[Task material — start]

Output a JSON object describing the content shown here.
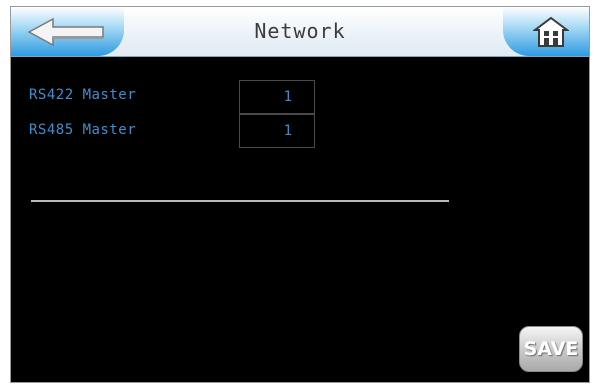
{
  "header": {
    "title": "Network",
    "back_icon": "back-arrow-icon",
    "home_icon": "home-icon"
  },
  "settings": [
    {
      "label": "RS422 Master",
      "value": "1"
    },
    {
      "label": "RS485 Master",
      "value": "1"
    }
  ],
  "footer": {
    "save_label": "SAVE"
  },
  "colors": {
    "background": "#000000",
    "label": "#3f8ecf",
    "accent": "#2f9be0"
  }
}
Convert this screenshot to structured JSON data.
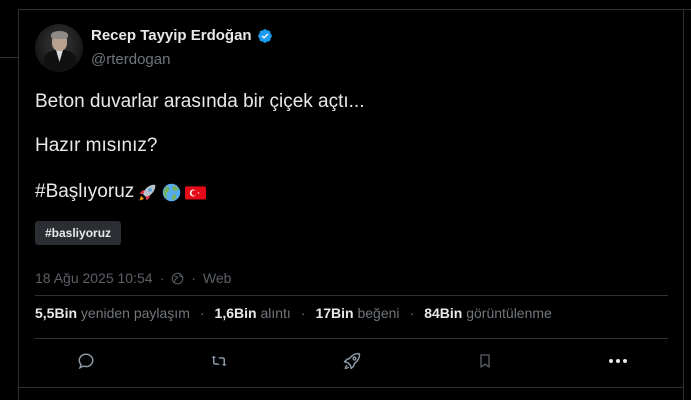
{
  "author": {
    "display_name": "Recep Tayyip Erdoğan",
    "handle": "@rterdogan",
    "verified_color": "#1d9bf0"
  },
  "tweet": {
    "line1": "Beton duvarlar arasında bir çiçek açtı...",
    "line2": "Hazır mısınız?",
    "hashtag_text": "#Başlıyoruz",
    "emojis": [
      "rocket-emoji",
      "globe-earth-emoji",
      "turkish-flag-emoji"
    ]
  },
  "hashtag_chip": "#basliyoruz",
  "meta": {
    "date": "18 Ağu 2025 10:54",
    "sep1": "·",
    "sep2": "·",
    "source": "Web"
  },
  "stats": {
    "reposts_count": "5,5Bin",
    "reposts_label": "yeniden paylaşım",
    "quotes_count": "1,6Bin",
    "quotes_label": "alıntı",
    "likes_count": "17Bin",
    "likes_label": "beğeni",
    "views_count": "84Bin",
    "views_label": "görüntülenme",
    "separator": "·"
  },
  "actions": [
    "reply-icon",
    "repost-icon",
    "boost-icon",
    "bookmark-icon",
    "more-icon"
  ],
  "colors": {
    "background": "#000000",
    "text": "#e7e9ea",
    "muted": "#71767b",
    "border": "#2f3336",
    "accent": "#1d9bf0"
  }
}
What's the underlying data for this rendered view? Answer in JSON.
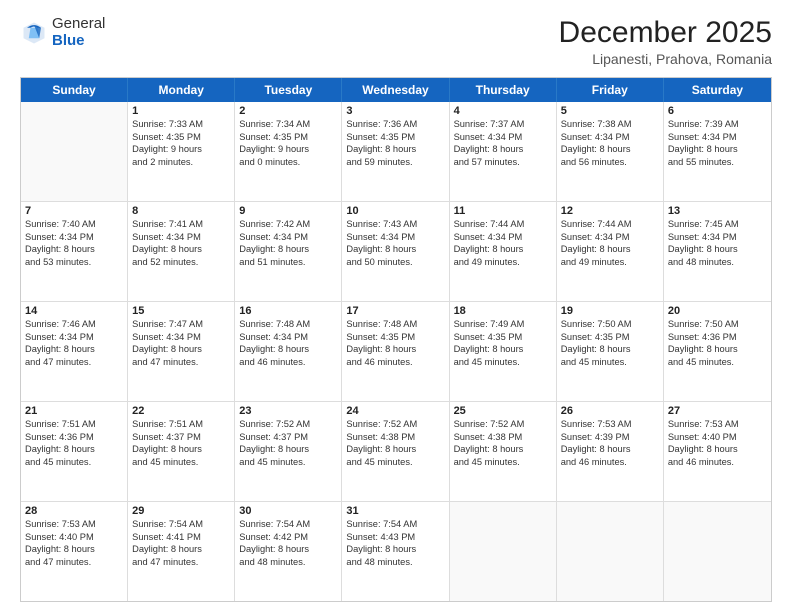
{
  "logo": {
    "general": "General",
    "blue": "Blue"
  },
  "header": {
    "title": "December 2025",
    "subtitle": "Lipanesti, Prahova, Romania"
  },
  "weekdays": [
    "Sunday",
    "Monday",
    "Tuesday",
    "Wednesday",
    "Thursday",
    "Friday",
    "Saturday"
  ],
  "weeks": [
    [
      {
        "day": "",
        "lines": []
      },
      {
        "day": "1",
        "lines": [
          "Sunrise: 7:33 AM",
          "Sunset: 4:35 PM",
          "Daylight: 9 hours",
          "and 2 minutes."
        ]
      },
      {
        "day": "2",
        "lines": [
          "Sunrise: 7:34 AM",
          "Sunset: 4:35 PM",
          "Daylight: 9 hours",
          "and 0 minutes."
        ]
      },
      {
        "day": "3",
        "lines": [
          "Sunrise: 7:36 AM",
          "Sunset: 4:35 PM",
          "Daylight: 8 hours",
          "and 59 minutes."
        ]
      },
      {
        "day": "4",
        "lines": [
          "Sunrise: 7:37 AM",
          "Sunset: 4:34 PM",
          "Daylight: 8 hours",
          "and 57 minutes."
        ]
      },
      {
        "day": "5",
        "lines": [
          "Sunrise: 7:38 AM",
          "Sunset: 4:34 PM",
          "Daylight: 8 hours",
          "and 56 minutes."
        ]
      },
      {
        "day": "6",
        "lines": [
          "Sunrise: 7:39 AM",
          "Sunset: 4:34 PM",
          "Daylight: 8 hours",
          "and 55 minutes."
        ]
      }
    ],
    [
      {
        "day": "7",
        "lines": [
          "Sunrise: 7:40 AM",
          "Sunset: 4:34 PM",
          "Daylight: 8 hours",
          "and 53 minutes."
        ]
      },
      {
        "day": "8",
        "lines": [
          "Sunrise: 7:41 AM",
          "Sunset: 4:34 PM",
          "Daylight: 8 hours",
          "and 52 minutes."
        ]
      },
      {
        "day": "9",
        "lines": [
          "Sunrise: 7:42 AM",
          "Sunset: 4:34 PM",
          "Daylight: 8 hours",
          "and 51 minutes."
        ]
      },
      {
        "day": "10",
        "lines": [
          "Sunrise: 7:43 AM",
          "Sunset: 4:34 PM",
          "Daylight: 8 hours",
          "and 50 minutes."
        ]
      },
      {
        "day": "11",
        "lines": [
          "Sunrise: 7:44 AM",
          "Sunset: 4:34 PM",
          "Daylight: 8 hours",
          "and 49 minutes."
        ]
      },
      {
        "day": "12",
        "lines": [
          "Sunrise: 7:44 AM",
          "Sunset: 4:34 PM",
          "Daylight: 8 hours",
          "and 49 minutes."
        ]
      },
      {
        "day": "13",
        "lines": [
          "Sunrise: 7:45 AM",
          "Sunset: 4:34 PM",
          "Daylight: 8 hours",
          "and 48 minutes."
        ]
      }
    ],
    [
      {
        "day": "14",
        "lines": [
          "Sunrise: 7:46 AM",
          "Sunset: 4:34 PM",
          "Daylight: 8 hours",
          "and 47 minutes."
        ]
      },
      {
        "day": "15",
        "lines": [
          "Sunrise: 7:47 AM",
          "Sunset: 4:34 PM",
          "Daylight: 8 hours",
          "and 47 minutes."
        ]
      },
      {
        "day": "16",
        "lines": [
          "Sunrise: 7:48 AM",
          "Sunset: 4:34 PM",
          "Daylight: 8 hours",
          "and 46 minutes."
        ]
      },
      {
        "day": "17",
        "lines": [
          "Sunrise: 7:48 AM",
          "Sunset: 4:35 PM",
          "Daylight: 8 hours",
          "and 46 minutes."
        ]
      },
      {
        "day": "18",
        "lines": [
          "Sunrise: 7:49 AM",
          "Sunset: 4:35 PM",
          "Daylight: 8 hours",
          "and 45 minutes."
        ]
      },
      {
        "day": "19",
        "lines": [
          "Sunrise: 7:50 AM",
          "Sunset: 4:35 PM",
          "Daylight: 8 hours",
          "and 45 minutes."
        ]
      },
      {
        "day": "20",
        "lines": [
          "Sunrise: 7:50 AM",
          "Sunset: 4:36 PM",
          "Daylight: 8 hours",
          "and 45 minutes."
        ]
      }
    ],
    [
      {
        "day": "21",
        "lines": [
          "Sunrise: 7:51 AM",
          "Sunset: 4:36 PM",
          "Daylight: 8 hours",
          "and 45 minutes."
        ]
      },
      {
        "day": "22",
        "lines": [
          "Sunrise: 7:51 AM",
          "Sunset: 4:37 PM",
          "Daylight: 8 hours",
          "and 45 minutes."
        ]
      },
      {
        "day": "23",
        "lines": [
          "Sunrise: 7:52 AM",
          "Sunset: 4:37 PM",
          "Daylight: 8 hours",
          "and 45 minutes."
        ]
      },
      {
        "day": "24",
        "lines": [
          "Sunrise: 7:52 AM",
          "Sunset: 4:38 PM",
          "Daylight: 8 hours",
          "and 45 minutes."
        ]
      },
      {
        "day": "25",
        "lines": [
          "Sunrise: 7:52 AM",
          "Sunset: 4:38 PM",
          "Daylight: 8 hours",
          "and 45 minutes."
        ]
      },
      {
        "day": "26",
        "lines": [
          "Sunrise: 7:53 AM",
          "Sunset: 4:39 PM",
          "Daylight: 8 hours",
          "and 46 minutes."
        ]
      },
      {
        "day": "27",
        "lines": [
          "Sunrise: 7:53 AM",
          "Sunset: 4:40 PM",
          "Daylight: 8 hours",
          "and 46 minutes."
        ]
      }
    ],
    [
      {
        "day": "28",
        "lines": [
          "Sunrise: 7:53 AM",
          "Sunset: 4:40 PM",
          "Daylight: 8 hours",
          "and 47 minutes."
        ]
      },
      {
        "day": "29",
        "lines": [
          "Sunrise: 7:54 AM",
          "Sunset: 4:41 PM",
          "Daylight: 8 hours",
          "and 47 minutes."
        ]
      },
      {
        "day": "30",
        "lines": [
          "Sunrise: 7:54 AM",
          "Sunset: 4:42 PM",
          "Daylight: 8 hours",
          "and 48 minutes."
        ]
      },
      {
        "day": "31",
        "lines": [
          "Sunrise: 7:54 AM",
          "Sunset: 4:43 PM",
          "Daylight: 8 hours",
          "and 48 minutes."
        ]
      },
      {
        "day": "",
        "lines": []
      },
      {
        "day": "",
        "lines": []
      },
      {
        "day": "",
        "lines": []
      }
    ]
  ]
}
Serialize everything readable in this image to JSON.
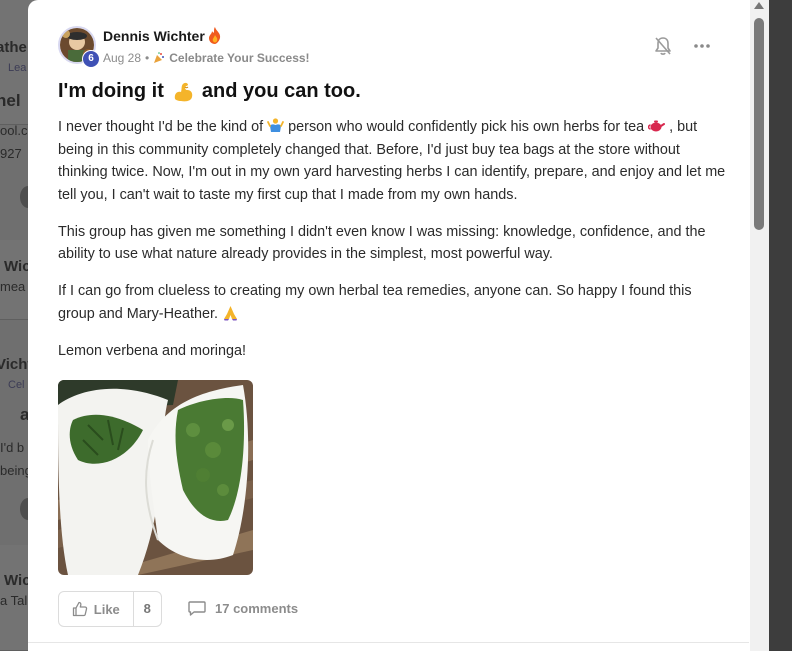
{
  "background_feed": {
    "fragments": [
      "athe",
      "Lea",
      "nel",
      "ool.c",
      "927",
      "Wic",
      "mea",
      "Vicht",
      "Cel",
      "a",
      "I'd b",
      "being",
      "Wic",
      "a Tal"
    ]
  },
  "post": {
    "author": {
      "name": "Dennis Wichter",
      "level": "6",
      "streak_icon": "fire-icon"
    },
    "date": "Aug 28",
    "separator": "•",
    "category": "Celebrate Your Success!",
    "title_before": "I'm doing it",
    "title_after": "and you can too.",
    "paragraphs": {
      "p1_a": "I never thought I'd be the kind of",
      "p1_b": "person who would confidently pick his own herbs for tea",
      "p1_c": ", but being in this community completely changed that. Before, I'd just buy tea bags at the store without thinking twice. Now, I'm out in my own yard harvesting herbs I can identify, prepare, and enjoy and let me tell you, I can't wait to taste my first cup that I made from my own hands.",
      "p2": "This group has given me something I didn't even know I was missing: knowledge, confidence, and the ability to use what nature already provides in the simplest, most powerful way.",
      "p3": "If I can go from clueless to creating my own herbal tea remedies, anyone can. So happy I found this group and Mary-Heather.",
      "p4": "Lemon verbena and moringa!"
    },
    "image_alt": "herbs in white cloth bags",
    "actions": {
      "like_label": "Like",
      "like_count": "8",
      "comments_label": "17 comments"
    }
  },
  "colors": {
    "accent_badge": "#3f51b5",
    "muted_text": "#8c8c8c",
    "overlay": "#3d3d3d"
  }
}
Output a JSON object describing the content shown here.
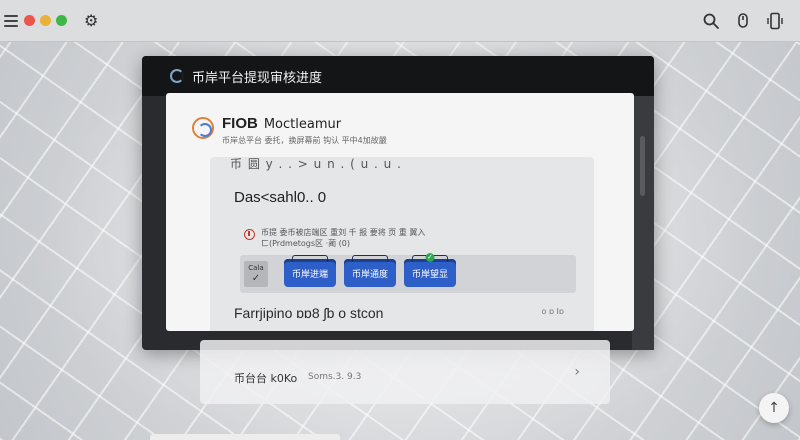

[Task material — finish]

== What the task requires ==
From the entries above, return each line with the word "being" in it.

== Solution ==
      "being",
      "p1_c": ", but being in this community completely changed that. Before, I'd just buy tea bags at the store without thinking twice. Now, I'm out in my own yard harvesting herbs I can identify, prepare, and enjoy and let me tell you, I can't wait to taste my first cup that I made from my own hands.",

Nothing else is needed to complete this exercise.